>>

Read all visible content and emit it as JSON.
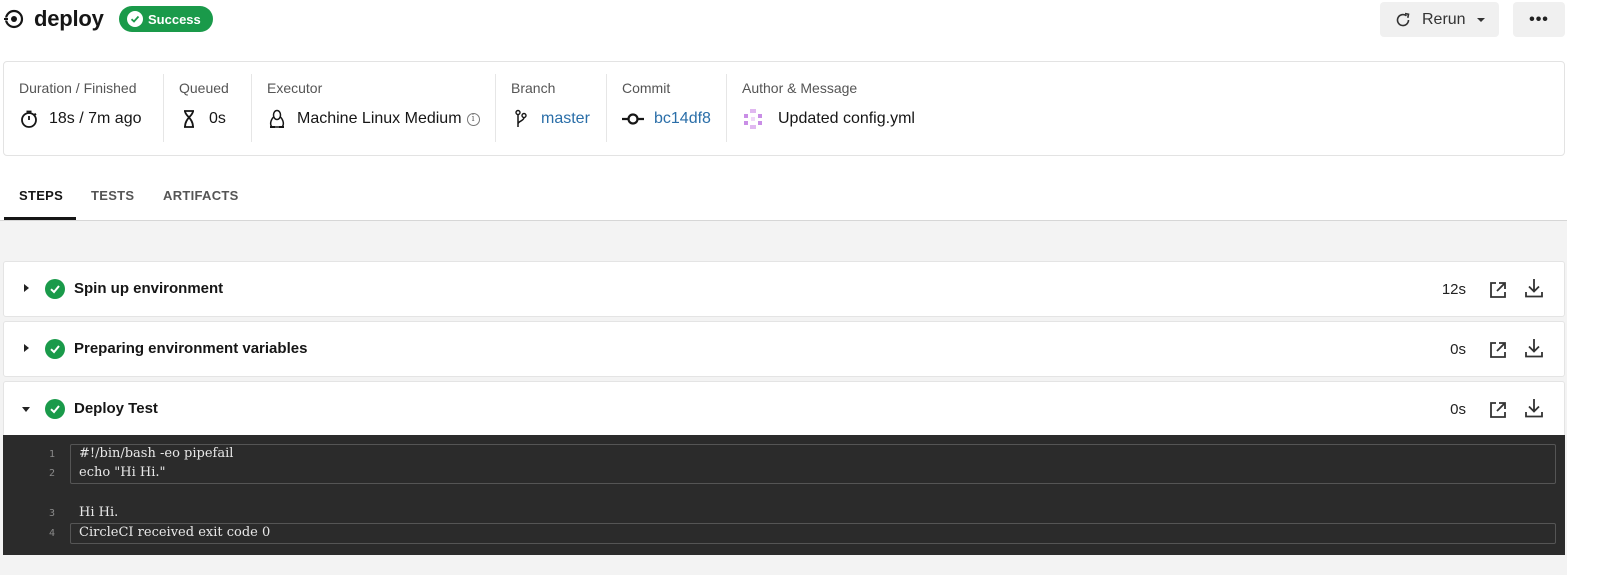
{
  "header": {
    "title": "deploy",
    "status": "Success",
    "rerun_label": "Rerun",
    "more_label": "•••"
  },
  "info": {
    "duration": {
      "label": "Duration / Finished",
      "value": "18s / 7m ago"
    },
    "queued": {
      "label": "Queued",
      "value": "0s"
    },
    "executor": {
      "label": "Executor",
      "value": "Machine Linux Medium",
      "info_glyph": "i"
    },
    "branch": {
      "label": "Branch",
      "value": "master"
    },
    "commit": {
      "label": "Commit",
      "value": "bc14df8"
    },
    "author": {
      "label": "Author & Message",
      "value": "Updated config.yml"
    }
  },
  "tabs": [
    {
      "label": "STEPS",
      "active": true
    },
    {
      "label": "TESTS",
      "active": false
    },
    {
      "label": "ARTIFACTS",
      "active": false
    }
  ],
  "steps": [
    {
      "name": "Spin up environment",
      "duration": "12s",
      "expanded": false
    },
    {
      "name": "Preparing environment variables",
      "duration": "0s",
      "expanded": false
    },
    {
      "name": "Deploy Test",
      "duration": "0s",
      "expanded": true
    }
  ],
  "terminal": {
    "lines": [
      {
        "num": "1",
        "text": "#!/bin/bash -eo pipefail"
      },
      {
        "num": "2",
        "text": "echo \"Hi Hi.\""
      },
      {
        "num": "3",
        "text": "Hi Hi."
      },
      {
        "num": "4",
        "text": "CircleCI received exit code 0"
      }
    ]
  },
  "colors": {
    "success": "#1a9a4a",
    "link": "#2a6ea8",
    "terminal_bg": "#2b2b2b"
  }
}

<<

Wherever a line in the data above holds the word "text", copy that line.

        "text": "#!/bin/bash -eo pipefail"
        "text": "echo \"Hi Hi.\""
        "text": "Hi Hi."
        "text": "CircleCI received exit code 0"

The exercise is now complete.